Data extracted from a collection

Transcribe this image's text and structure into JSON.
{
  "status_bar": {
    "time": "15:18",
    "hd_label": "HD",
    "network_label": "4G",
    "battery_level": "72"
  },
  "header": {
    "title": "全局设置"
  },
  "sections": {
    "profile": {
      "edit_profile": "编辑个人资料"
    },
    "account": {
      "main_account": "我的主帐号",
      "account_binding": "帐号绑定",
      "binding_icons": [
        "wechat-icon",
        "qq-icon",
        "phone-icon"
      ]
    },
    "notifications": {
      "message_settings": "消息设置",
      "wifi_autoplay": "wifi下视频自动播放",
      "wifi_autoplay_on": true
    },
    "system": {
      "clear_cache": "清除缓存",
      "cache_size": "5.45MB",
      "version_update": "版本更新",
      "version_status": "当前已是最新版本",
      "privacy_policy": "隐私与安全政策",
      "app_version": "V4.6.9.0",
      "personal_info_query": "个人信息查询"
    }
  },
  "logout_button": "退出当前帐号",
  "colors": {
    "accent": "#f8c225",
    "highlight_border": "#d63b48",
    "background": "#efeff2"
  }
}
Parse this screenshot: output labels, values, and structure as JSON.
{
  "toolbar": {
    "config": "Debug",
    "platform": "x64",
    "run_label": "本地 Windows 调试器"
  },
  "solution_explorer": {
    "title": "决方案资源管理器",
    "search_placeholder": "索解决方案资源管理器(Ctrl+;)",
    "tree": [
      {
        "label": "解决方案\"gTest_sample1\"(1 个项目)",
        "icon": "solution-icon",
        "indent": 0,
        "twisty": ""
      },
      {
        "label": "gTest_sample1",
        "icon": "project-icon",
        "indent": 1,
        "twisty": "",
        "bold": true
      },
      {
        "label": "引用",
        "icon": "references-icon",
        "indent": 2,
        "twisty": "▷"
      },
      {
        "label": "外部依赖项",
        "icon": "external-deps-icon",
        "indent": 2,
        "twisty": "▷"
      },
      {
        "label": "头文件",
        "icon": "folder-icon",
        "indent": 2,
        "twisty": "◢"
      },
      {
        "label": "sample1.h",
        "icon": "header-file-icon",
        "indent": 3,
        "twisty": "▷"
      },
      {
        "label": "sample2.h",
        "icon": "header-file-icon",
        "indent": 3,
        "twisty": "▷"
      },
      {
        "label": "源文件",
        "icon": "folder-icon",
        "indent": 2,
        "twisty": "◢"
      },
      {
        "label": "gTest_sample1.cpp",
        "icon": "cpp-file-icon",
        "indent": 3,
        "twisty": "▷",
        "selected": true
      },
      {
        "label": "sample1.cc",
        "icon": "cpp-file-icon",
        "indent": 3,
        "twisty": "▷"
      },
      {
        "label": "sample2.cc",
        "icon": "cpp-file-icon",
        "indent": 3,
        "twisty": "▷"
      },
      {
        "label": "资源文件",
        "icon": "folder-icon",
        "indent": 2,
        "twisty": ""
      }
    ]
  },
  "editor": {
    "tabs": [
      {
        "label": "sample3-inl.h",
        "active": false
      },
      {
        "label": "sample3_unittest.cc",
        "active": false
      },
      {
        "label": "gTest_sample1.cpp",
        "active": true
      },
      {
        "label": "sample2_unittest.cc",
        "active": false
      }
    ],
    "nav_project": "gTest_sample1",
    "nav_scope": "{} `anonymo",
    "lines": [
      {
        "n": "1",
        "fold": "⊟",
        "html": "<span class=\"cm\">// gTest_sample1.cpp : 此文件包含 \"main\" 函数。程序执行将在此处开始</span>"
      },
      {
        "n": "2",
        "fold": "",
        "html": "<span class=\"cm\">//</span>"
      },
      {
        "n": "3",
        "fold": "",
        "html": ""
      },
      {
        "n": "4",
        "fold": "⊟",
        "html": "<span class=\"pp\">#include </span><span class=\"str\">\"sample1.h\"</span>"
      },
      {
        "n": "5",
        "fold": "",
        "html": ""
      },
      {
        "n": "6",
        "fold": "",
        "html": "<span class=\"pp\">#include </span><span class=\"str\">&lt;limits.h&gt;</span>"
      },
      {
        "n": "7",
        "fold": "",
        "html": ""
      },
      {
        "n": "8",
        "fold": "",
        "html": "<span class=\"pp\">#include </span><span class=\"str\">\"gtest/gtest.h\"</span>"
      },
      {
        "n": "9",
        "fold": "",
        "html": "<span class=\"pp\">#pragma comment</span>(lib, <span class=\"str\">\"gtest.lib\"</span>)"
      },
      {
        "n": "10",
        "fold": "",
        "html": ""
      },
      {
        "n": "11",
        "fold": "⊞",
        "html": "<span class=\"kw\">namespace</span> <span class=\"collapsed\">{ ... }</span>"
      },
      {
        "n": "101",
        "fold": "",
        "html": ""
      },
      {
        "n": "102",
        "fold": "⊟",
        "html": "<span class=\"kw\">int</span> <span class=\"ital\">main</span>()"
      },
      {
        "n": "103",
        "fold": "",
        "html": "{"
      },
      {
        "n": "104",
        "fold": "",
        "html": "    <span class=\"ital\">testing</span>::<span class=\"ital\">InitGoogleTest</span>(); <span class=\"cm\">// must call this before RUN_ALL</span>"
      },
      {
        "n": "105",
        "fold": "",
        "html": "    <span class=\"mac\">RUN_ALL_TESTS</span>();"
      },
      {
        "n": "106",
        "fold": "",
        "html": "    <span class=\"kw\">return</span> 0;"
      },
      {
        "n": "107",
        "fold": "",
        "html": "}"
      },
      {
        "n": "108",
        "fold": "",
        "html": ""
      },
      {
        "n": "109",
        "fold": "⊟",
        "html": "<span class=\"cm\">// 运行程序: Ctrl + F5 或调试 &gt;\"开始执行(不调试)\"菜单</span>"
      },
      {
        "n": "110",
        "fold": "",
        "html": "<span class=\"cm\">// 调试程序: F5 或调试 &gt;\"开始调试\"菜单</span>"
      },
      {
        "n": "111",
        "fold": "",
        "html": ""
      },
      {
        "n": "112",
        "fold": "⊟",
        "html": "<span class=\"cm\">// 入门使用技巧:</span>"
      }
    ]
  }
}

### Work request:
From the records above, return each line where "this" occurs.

### Written solution:
Transcribe this image's text and structure into JSON.
Parse this screenshot: output labels, values, and structure as JSON.
        "html": "    <span class=\"ital\">testing</span>::<span class=\"ital\">InitGoogleTest</span>(); <span class=\"cm\">// must call this before RUN_ALL</span>"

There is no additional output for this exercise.